What to do: In the listing below, how many lines contain the string "value"? Reply with the number alone.
═══ Supplied information ═══
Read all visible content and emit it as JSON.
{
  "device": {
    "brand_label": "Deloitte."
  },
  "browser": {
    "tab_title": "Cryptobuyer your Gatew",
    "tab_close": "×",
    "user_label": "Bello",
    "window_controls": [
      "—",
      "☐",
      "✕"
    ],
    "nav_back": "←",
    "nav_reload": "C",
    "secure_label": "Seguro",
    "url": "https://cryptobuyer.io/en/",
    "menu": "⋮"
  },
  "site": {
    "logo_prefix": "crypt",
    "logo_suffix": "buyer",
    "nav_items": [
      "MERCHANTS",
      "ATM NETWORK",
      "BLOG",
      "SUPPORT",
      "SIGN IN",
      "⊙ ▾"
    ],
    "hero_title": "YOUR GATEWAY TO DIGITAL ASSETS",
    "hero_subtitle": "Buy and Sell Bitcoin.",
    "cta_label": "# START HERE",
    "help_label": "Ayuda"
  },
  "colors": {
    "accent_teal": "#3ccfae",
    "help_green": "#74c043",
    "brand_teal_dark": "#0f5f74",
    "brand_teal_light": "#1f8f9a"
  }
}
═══
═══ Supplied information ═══
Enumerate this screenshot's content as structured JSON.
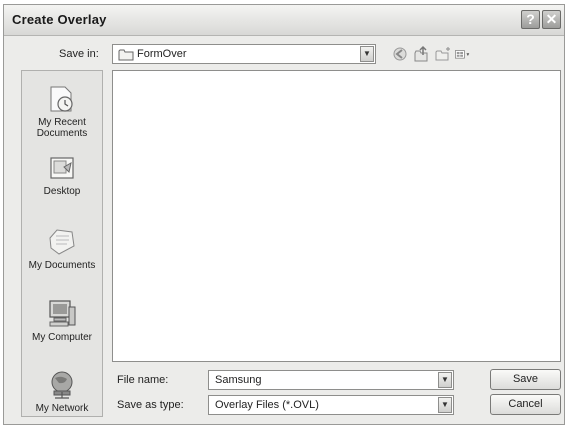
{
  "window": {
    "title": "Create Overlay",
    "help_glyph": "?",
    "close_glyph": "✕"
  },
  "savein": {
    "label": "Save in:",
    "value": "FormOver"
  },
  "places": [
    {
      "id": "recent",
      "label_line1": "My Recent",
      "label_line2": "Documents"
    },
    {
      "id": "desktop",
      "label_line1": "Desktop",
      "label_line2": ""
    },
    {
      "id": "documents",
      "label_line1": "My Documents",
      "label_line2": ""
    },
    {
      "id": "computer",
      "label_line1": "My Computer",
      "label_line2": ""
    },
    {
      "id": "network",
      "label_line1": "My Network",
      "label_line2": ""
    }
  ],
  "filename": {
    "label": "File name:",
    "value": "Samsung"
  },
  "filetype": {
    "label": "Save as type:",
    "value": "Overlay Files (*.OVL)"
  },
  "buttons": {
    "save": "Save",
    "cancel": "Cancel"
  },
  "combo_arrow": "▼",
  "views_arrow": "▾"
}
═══
Answer box: 3